With experience, some foresters take on managerial duties or earn an advanced degree to take on research or policy work. A certification from the Society of American Foresters can help foresters advance.

New foresters usually work under an experienced forester before gaining responsibilities. Federal Government workers start in forest resource management and later may supervise a ranger district or become a forest supervisor.

In private industry foresters first take on technical training to learn timber harvesting, contract writing and decision-making. Some work their way up to managerial positions where they leave fieldwork behind and spend most of their day in an office. With many years of experience foresters can become consultants, working solo or with a partner to contract with governments, private industry and private landowners.

Top 10 Most Popular General Forestry Schools

1. Yale University (New Haven, Connecticut)
2. Virginia Polytechnic Institute and State University (Blacksburg, Virginia)
3. University of Florida (Gainesville, Florida)
4. University of Wisconsin, Stevens Point (Stevens Point, Wisconsin)
5. Southern Illinois University, Carbondale (Carbondale, Illinois)
6. Reedley College (Reedley, California)
7. California Polytechnic State University, San Luis Obispo (San Luis Obispo, California)
8. The University of Montana, Missoula (Missoula, Montana)
9. University of Washington, Seattle Campus (Seattle, Washington)
10. Mississippi State University (Mississippi State, Mississippi)

See All General Forestry Schools

Employment and Job Outlook for Foresters

Number of People in Profession

10,230

Changing Employment (2008-2018)

Employment is projected to grow about as fast as average (increase 7 - 13%).

More than half of all foresters work for the government including the USDA’s Forest Service and a majority of new jobs will be found there. A few foresters work as consultants or procurement foresters, self-employed. Sawmills, logging companies and wood product manufacturers also employ some foresters.

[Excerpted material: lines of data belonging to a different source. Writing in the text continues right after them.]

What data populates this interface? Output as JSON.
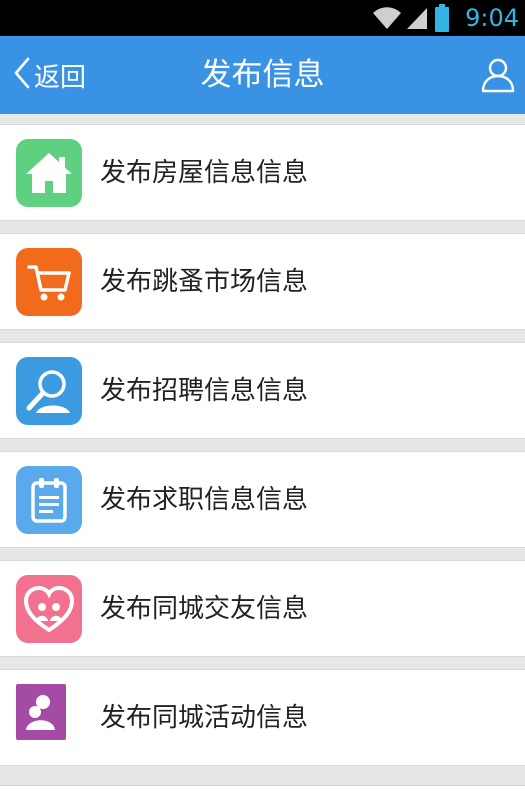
{
  "status_bar": {
    "time": "9:04",
    "wifi_icon": "wifi-icon",
    "signal_icon": "signal-icon",
    "battery_icon": "battery-icon"
  },
  "nav": {
    "back_label": "返回",
    "title": "发布信息",
    "user_icon": "user-icon"
  },
  "colors": {
    "nav_bg": "#3a92e4",
    "house": "#5fcf80",
    "market": "#f26a1b",
    "recruit": "#3b9ae0",
    "job": "#5aa9ec",
    "friend": "#f2718e",
    "activity": "#a44ca5"
  },
  "items": [
    {
      "label": "发布房屋信息信息",
      "icon": "house-icon"
    },
    {
      "label": "发布跳蚤市场信息",
      "icon": "shopping-cart-icon"
    },
    {
      "label": "发布招聘信息信息",
      "icon": "magnifier-person-icon"
    },
    {
      "label": "发布求职信息信息",
      "icon": "clipboard-icon"
    },
    {
      "label": "发布同城交友信息",
      "icon": "heart-people-icon"
    },
    {
      "label": "发布同城活动信息",
      "icon": "activity-people-icon"
    }
  ]
}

Foresters are expected to see a 12 percent employment growth, which is about as fast as average compared to all occupations. The prevention and mitigation of wildfires is now the primary concern for forest management within government agencies as more and more devastating and costly fires occur. Funding boosts and new programs will lead to new opportunities for foresters. They will need to manage lands to minimize fire risk, mitigate impact and restore affected lands.

In addition, new revitalization and city-planning will require more urban foresters. Investments in conservation programs such as using forests to sequester carbon admissions and to develop renewable forms of energy will also spur growth, requiring foresters.

In the private sector, procurement foresters will find few new jobs due to slow growth in the timber and logging industry. Modest growth will occur for self-employed foresters advising private landowners.

In the government, many foresters will retire of the next decade resulting in an increase in jobs for foresters. Those workers with a 4-year degree and good technical and communication skills should find the best opportunities at the entry-level.

Earnings and Salary for Foresters

Foresters earn median annual wages of $53,840. The highest 10 percent earn above $75,310, the lowest 10 percent earn under $35,250 and the middle 50 percent earn between $43,310 and $65,800. Foresters working for the Federal Government earned average annual salaries of $71,558.

Government agencies and large private firms typically offer the most generous benefits including health plans and pensions.

Annual Salary for Foresters

On average, Foresters earn $53,840 per year.

10% 25% 75% 90% $35,250/yr $43,310/yr $65,800/yr $75,310/yr

Source: Bureau of Labor Statistics Occupational Outlook Handbook